TASK TO COMPLETE: Omit the images. Restate all of the records word for word.

___ PROVIDED DATA

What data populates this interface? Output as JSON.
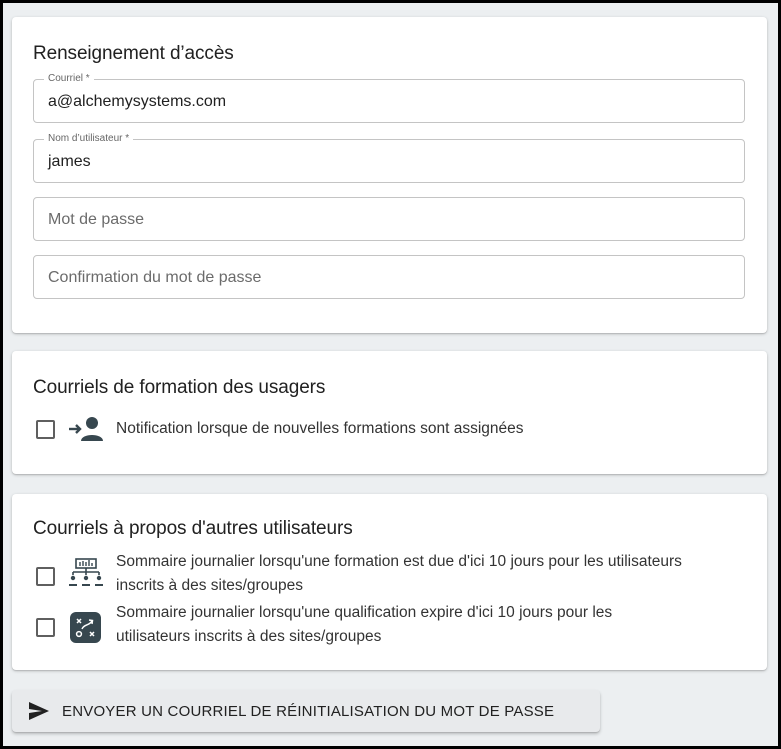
{
  "access_section": {
    "title": "Renseignement d’accès",
    "email": {
      "label": "Courriel *",
      "value": "a@alchemysystems.com"
    },
    "username": {
      "label": "Nom d’utilisateur *",
      "value": "james"
    },
    "password": {
      "placeholder": "Mot de passe"
    },
    "password_confirm": {
      "placeholder": "Confirmation du mot de passe"
    }
  },
  "training_section": {
    "title": "Courriels de formation des usagers",
    "options": [
      {
        "label": "Notification lorsque de nouvelles formations sont assignées",
        "icon": "user-assign-icon",
        "checked": false
      }
    ]
  },
  "others_section": {
    "title": "Courriels à propos d'autres utilisateurs",
    "options": [
      {
        "line1": "Sommaire journalier lorsqu'une formation est due d'ici 10 jours pour les utilisateurs",
        "line2": "inscrits à des sites/groupes",
        "icon": "org-chart-icon",
        "checked": false
      },
      {
        "line1": "Sommaire journalier lorsqu'une qualification expire d'ici 10 jours pour les",
        "line2": "utilisateurs inscrits à des sites/groupes",
        "icon": "strategy-icon",
        "checked": false
      }
    ]
  },
  "reset_button": {
    "label": "ENVOYER UN COURRIEL DE RÉINITIALISATION DU MOT DE PASSE",
    "icon": "send-icon"
  },
  "colors": {
    "background": "#eceff1",
    "card": "#ffffff",
    "border": "#c4c4c4",
    "icon_dark": "#37474f"
  }
}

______

RESULT FOR THIS EXERCISE:
What data populates this interface? Output as JSON.
{
  "access_section": {
    "title": "Renseignement d’accès",
    "email": {
      "label": "Courriel *",
      "value": "a@alchemysystems.com"
    },
    "username": {
      "label": "Nom d’utilisateur *",
      "value": "james"
    },
    "password": {
      "placeholder": "Mot de passe"
    },
    "password_confirm": {
      "placeholder": "Confirmation du mot de passe"
    }
  },
  "training_section": {
    "title": "Courriels de formation des usagers",
    "options": [
      {
        "label": "Notification lorsque de nouvelles formations sont assignées",
        "icon": "user-assign-icon",
        "checked": false
      }
    ]
  },
  "others_section": {
    "title": "Courriels à propos d'autres utilisateurs",
    "options": [
      {
        "line1": "Sommaire journalier lorsqu'une formation est due d'ici 10 jours pour les utilisateurs",
        "line2": "inscrits à des sites/groupes",
        "icon": "org-chart-icon",
        "checked": false
      },
      {
        "line1": "Sommaire journalier lorsqu'une qualification expire d'ici 10 jours pour les",
        "line2": "utilisateurs inscrits à des sites/groupes",
        "icon": "strategy-icon",
        "checked": false
      }
    ]
  },
  "reset_button": {
    "label": "ENVOYER UN COURRIEL DE RÉINITIALISATION DU MOT DE PASSE",
    "icon": "send-icon"
  },
  "colors": {
    "background": "#eceff1",
    "card": "#ffffff",
    "border": "#c4c4c4",
    "icon_dark": "#37474f"
  }
}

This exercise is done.